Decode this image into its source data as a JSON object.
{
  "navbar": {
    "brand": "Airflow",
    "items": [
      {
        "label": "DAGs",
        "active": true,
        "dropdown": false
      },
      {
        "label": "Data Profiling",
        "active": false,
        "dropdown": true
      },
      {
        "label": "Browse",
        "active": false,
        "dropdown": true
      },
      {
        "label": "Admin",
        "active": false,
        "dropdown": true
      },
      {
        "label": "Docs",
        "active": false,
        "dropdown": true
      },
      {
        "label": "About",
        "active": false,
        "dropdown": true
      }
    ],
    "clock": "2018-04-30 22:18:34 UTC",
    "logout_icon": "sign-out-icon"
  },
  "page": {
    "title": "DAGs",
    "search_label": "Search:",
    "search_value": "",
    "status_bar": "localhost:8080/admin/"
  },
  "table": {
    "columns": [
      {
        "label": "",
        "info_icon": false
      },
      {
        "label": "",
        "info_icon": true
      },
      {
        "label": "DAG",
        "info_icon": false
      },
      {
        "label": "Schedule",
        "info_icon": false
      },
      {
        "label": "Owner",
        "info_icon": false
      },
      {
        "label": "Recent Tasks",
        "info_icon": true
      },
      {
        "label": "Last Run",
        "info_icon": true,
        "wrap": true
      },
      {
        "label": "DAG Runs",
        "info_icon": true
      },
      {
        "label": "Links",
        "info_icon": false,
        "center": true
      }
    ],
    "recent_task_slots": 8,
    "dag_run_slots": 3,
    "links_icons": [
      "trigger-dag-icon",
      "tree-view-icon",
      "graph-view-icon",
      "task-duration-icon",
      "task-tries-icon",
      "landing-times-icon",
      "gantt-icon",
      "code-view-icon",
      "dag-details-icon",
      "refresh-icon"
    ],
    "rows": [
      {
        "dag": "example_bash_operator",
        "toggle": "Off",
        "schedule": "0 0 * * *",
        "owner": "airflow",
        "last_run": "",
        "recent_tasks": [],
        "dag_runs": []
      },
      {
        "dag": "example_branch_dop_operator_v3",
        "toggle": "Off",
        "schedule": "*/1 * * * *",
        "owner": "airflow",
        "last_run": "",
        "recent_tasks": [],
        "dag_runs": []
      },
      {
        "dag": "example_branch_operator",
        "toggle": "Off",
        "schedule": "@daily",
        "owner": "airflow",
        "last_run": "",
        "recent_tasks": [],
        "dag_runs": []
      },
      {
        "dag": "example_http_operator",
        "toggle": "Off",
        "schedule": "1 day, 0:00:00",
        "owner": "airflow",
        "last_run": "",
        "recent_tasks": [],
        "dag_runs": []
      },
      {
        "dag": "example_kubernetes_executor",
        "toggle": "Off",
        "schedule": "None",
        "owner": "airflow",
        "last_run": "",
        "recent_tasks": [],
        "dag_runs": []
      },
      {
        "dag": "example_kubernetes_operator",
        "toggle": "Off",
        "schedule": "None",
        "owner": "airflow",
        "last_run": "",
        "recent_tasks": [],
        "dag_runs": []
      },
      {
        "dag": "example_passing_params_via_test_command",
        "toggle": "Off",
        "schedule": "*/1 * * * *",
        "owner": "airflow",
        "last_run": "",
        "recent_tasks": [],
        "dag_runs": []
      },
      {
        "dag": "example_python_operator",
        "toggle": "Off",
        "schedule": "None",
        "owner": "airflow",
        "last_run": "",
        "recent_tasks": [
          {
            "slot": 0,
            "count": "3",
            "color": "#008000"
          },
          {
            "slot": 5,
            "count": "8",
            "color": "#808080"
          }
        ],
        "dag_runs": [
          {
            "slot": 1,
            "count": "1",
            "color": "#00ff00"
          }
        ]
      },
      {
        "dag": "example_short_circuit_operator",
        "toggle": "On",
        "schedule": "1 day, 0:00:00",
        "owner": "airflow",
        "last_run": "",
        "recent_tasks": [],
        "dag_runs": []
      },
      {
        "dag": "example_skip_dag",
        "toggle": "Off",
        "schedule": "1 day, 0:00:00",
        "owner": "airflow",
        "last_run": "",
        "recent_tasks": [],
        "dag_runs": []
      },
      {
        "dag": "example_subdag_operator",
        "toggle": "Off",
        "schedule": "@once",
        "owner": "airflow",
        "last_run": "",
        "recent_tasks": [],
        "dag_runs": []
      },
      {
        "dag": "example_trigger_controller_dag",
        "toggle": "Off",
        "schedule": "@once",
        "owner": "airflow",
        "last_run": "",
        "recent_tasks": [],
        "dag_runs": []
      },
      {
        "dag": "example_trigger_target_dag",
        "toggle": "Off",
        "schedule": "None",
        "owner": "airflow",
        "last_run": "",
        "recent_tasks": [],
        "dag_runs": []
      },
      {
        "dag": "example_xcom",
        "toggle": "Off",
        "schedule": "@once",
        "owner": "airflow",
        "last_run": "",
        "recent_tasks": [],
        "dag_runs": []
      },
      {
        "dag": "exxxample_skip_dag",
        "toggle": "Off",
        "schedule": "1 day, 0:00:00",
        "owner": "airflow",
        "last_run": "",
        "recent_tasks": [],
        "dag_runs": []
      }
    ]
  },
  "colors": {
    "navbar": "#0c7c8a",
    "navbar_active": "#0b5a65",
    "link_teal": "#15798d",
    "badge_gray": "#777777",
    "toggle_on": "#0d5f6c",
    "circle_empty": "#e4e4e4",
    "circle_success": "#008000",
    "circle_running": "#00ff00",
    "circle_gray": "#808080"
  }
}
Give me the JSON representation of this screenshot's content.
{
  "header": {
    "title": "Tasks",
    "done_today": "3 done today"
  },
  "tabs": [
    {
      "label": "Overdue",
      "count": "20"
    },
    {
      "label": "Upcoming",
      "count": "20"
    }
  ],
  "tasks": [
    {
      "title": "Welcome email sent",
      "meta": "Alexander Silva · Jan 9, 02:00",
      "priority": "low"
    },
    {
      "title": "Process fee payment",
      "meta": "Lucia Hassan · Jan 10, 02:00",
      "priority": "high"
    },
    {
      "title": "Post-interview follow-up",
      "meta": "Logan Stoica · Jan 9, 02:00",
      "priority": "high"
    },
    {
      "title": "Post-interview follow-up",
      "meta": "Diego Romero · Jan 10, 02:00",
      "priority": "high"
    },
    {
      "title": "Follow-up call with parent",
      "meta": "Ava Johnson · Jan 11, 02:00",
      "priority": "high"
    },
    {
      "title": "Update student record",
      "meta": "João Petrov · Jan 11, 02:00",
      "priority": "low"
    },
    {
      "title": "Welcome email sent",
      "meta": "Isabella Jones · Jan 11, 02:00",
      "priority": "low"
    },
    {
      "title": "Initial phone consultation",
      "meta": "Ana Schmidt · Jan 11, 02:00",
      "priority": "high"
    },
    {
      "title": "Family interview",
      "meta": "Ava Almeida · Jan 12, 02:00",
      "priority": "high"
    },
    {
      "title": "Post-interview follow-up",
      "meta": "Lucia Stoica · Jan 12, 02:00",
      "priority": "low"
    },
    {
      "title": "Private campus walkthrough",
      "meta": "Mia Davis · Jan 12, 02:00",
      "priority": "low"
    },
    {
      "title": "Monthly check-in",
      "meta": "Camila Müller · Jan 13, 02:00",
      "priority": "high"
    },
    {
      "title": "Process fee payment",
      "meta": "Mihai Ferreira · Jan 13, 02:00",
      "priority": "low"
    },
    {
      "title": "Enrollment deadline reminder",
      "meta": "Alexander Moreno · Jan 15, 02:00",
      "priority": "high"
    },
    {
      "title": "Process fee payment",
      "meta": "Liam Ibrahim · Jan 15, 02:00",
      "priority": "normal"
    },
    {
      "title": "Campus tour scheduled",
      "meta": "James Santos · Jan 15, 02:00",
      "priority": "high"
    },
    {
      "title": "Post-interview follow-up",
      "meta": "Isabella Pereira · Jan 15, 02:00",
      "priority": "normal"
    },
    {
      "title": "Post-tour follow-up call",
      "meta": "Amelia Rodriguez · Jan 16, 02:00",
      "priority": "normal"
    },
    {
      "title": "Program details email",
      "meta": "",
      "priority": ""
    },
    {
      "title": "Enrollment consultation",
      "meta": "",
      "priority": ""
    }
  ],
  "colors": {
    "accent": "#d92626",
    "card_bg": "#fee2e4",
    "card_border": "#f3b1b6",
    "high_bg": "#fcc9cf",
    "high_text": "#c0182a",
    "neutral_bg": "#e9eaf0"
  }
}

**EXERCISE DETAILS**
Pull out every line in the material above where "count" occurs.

**OUTPUT OF THE EXERCISE**
            "count": "3",
            "count": "8",
            "count": "1",
      "count": "20"
      "count": "20"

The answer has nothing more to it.